**Task description**:
If a line in the entries below contains "Windows", copy it.

(Component data from apps and pages)
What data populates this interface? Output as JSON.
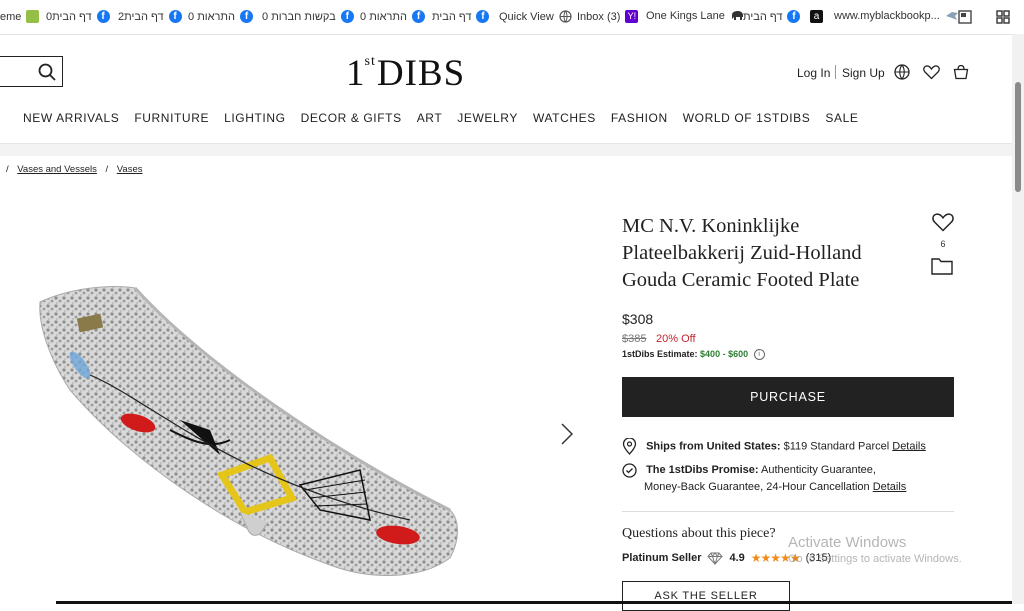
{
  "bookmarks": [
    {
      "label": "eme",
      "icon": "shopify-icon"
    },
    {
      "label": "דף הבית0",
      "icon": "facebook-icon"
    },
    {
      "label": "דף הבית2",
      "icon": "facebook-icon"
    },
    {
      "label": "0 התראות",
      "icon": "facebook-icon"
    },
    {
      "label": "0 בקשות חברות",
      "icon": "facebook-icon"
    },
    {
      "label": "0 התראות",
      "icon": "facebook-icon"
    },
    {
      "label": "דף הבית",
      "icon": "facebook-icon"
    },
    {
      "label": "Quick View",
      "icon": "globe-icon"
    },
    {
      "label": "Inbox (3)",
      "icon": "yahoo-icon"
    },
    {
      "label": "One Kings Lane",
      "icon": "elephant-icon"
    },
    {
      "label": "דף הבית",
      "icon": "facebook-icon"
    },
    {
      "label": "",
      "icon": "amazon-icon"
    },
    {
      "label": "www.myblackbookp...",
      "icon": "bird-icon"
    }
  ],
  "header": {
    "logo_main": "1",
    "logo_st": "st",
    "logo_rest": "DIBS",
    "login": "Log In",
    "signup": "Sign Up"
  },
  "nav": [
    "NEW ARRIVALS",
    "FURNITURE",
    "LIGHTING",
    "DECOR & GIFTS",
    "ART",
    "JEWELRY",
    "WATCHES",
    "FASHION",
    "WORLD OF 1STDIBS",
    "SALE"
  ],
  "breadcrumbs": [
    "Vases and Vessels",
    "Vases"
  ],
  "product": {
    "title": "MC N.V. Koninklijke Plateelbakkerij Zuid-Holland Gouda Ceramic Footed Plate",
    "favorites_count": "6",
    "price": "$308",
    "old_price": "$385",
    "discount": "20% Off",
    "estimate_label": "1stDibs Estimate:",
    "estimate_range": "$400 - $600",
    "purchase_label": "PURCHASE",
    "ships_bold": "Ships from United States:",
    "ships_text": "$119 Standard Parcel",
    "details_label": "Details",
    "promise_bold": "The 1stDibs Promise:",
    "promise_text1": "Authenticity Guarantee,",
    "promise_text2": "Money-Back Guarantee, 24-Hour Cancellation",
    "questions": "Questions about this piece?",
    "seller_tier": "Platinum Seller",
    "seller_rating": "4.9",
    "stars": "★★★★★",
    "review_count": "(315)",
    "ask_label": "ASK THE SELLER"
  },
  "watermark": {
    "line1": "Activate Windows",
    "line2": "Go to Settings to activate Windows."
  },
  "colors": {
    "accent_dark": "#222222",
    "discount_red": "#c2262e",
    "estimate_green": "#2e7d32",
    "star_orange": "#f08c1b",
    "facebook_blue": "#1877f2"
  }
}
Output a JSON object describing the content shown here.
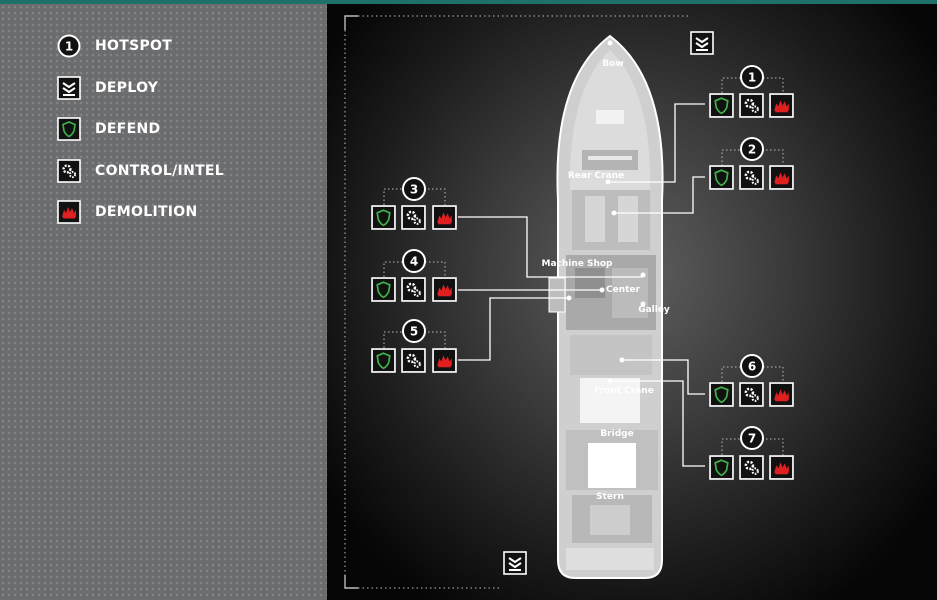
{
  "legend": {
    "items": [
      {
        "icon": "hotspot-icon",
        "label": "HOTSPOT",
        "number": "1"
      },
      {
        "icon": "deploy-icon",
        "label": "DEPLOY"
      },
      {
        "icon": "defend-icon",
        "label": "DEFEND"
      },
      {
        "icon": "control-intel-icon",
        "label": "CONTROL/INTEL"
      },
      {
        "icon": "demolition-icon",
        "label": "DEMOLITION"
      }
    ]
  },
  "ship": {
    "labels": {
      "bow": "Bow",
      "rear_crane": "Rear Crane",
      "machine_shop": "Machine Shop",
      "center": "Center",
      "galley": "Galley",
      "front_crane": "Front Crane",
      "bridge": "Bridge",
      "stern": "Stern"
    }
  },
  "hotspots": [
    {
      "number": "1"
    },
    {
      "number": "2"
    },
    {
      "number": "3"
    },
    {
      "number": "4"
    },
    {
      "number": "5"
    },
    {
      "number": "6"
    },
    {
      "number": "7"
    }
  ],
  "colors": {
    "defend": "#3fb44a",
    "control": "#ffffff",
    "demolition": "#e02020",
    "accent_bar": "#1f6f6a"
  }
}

**Exercise result**:
    "line1": "Activate Windows",
    "line2": "Go to Settings to activate Windows."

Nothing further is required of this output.